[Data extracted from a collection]
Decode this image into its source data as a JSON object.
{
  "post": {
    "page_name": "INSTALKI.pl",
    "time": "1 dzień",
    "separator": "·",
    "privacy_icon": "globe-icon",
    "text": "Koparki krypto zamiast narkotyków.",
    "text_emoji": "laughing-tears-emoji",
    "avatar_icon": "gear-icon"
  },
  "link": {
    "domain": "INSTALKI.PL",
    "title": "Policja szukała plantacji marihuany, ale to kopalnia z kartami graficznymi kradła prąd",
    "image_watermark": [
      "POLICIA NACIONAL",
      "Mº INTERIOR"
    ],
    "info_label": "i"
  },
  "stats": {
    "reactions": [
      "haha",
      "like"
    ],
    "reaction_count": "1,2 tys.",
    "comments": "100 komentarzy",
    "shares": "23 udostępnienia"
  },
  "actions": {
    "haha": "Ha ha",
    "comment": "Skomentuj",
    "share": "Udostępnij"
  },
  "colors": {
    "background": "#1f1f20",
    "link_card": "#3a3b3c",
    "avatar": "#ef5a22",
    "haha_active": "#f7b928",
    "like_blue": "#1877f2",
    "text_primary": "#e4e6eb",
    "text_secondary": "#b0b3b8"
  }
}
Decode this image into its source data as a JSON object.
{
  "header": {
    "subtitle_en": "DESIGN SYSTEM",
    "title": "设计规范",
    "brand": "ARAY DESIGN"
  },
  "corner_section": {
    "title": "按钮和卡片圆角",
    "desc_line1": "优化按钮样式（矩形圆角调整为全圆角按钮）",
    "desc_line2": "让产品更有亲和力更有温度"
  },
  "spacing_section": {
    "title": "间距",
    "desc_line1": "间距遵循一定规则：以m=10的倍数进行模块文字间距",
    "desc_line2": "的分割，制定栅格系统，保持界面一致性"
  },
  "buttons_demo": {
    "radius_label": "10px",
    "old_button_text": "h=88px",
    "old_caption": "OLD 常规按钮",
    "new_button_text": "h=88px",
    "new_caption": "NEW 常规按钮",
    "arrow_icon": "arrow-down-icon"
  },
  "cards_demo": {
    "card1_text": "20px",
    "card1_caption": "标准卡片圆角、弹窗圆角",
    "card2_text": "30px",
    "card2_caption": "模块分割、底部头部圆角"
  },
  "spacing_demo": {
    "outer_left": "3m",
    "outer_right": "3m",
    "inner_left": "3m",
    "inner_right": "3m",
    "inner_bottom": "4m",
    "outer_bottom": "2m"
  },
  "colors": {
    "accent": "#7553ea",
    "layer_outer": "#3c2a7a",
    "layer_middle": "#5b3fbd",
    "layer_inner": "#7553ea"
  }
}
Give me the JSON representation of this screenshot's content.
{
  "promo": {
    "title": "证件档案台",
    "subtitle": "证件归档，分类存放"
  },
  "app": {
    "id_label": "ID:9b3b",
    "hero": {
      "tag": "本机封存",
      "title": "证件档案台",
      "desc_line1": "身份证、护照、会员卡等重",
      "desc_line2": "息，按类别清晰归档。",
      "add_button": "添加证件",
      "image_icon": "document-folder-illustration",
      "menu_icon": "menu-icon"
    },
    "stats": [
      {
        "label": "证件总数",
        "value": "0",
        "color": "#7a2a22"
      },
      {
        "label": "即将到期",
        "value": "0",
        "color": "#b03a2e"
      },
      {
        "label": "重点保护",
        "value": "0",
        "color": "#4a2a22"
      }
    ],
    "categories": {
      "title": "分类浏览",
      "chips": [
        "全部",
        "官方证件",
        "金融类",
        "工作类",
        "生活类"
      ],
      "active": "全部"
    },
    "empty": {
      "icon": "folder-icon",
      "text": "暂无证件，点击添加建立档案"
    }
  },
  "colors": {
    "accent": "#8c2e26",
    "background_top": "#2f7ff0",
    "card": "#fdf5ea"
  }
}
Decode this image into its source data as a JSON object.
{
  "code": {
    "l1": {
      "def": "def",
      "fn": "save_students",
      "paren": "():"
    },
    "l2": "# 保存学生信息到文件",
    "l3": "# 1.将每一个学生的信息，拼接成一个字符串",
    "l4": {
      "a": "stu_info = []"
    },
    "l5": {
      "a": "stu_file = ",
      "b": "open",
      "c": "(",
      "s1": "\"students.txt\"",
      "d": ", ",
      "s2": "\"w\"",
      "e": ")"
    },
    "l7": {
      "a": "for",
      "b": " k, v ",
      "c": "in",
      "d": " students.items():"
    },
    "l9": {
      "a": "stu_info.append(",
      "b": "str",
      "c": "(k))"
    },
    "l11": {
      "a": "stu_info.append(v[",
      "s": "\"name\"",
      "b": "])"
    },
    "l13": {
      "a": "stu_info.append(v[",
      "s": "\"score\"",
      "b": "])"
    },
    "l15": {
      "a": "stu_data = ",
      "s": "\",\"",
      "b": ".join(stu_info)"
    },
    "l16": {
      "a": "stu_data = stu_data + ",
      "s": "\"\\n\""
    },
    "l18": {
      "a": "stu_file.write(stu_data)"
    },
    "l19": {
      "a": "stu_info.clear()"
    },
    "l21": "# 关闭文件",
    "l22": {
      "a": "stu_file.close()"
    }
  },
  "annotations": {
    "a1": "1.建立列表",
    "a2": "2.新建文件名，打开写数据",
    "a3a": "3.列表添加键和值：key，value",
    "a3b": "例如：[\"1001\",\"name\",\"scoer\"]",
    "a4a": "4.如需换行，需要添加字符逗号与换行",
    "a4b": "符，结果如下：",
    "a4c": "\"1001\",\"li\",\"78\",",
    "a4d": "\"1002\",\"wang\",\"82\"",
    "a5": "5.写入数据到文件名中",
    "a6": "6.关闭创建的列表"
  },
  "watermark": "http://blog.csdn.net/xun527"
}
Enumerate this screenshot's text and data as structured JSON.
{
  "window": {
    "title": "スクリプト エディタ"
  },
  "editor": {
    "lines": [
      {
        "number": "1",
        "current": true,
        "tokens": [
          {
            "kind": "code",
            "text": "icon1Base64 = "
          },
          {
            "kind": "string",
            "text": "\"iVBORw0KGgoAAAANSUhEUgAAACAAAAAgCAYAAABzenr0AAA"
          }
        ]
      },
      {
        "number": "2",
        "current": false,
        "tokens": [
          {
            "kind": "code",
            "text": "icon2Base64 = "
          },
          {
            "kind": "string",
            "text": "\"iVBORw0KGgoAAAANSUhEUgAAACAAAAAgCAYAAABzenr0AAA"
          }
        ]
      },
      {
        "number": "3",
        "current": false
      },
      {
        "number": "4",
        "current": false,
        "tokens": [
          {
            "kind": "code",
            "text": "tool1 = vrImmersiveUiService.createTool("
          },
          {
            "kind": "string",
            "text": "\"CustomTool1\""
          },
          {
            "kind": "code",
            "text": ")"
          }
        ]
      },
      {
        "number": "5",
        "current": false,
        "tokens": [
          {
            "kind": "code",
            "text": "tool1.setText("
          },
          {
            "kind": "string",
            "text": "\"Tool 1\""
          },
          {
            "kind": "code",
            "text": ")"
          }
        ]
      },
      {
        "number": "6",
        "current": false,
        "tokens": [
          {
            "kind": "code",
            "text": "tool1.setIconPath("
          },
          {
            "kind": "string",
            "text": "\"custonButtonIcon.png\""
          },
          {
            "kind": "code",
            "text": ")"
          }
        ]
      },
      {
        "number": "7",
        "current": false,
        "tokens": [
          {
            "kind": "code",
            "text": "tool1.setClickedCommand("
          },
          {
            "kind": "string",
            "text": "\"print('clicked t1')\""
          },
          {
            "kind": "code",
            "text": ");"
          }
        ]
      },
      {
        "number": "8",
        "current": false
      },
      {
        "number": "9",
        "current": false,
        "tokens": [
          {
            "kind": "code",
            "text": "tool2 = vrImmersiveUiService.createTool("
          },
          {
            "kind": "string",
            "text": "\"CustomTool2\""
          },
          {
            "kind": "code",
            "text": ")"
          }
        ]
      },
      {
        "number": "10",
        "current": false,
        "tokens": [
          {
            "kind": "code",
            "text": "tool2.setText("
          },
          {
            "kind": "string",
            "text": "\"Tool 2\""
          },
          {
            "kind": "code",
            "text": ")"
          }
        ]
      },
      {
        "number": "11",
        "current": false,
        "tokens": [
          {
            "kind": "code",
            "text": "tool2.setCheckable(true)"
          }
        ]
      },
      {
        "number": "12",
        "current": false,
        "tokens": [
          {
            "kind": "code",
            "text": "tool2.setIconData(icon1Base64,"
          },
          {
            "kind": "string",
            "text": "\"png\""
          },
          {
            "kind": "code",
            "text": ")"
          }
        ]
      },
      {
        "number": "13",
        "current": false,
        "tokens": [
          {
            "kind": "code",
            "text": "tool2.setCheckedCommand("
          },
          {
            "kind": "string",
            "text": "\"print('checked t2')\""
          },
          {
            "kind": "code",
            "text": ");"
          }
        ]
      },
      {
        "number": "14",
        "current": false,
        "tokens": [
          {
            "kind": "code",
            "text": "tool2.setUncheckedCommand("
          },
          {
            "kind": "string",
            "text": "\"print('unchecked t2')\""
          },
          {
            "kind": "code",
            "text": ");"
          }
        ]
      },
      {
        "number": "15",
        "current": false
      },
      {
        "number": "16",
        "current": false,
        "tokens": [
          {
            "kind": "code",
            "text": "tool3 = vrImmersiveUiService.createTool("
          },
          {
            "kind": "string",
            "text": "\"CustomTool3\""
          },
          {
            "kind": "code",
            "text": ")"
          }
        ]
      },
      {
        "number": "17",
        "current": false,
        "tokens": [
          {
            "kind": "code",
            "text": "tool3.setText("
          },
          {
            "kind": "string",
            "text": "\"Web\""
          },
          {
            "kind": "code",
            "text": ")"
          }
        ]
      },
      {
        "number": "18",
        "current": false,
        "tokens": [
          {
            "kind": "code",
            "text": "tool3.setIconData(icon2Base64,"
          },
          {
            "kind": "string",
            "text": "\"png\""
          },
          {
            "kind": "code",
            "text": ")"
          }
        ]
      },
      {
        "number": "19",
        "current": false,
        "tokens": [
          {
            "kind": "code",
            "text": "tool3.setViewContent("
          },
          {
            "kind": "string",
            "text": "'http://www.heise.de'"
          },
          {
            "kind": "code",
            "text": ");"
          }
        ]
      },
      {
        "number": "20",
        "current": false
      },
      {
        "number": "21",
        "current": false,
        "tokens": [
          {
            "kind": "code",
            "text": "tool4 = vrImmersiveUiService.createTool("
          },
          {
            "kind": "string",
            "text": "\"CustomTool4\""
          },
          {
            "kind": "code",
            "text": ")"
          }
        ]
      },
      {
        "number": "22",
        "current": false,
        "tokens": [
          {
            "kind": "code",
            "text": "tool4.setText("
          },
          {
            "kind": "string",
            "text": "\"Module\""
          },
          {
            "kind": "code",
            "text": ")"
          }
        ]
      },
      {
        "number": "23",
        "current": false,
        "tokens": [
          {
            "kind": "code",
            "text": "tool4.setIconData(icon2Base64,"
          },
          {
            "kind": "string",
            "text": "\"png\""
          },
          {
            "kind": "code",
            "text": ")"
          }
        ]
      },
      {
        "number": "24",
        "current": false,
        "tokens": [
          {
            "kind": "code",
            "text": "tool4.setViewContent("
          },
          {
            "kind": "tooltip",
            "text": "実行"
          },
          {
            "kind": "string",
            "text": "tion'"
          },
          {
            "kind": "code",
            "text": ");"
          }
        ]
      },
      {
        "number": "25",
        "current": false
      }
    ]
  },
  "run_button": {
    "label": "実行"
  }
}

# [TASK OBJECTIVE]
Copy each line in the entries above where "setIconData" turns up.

# [TASK OUTPUT]
            "text": "tool2.setIconData(icon1Base64,"
            "text": "tool3.setIconData(icon2Base64,"
            "text": "tool4.setIconData(icon2Base64,"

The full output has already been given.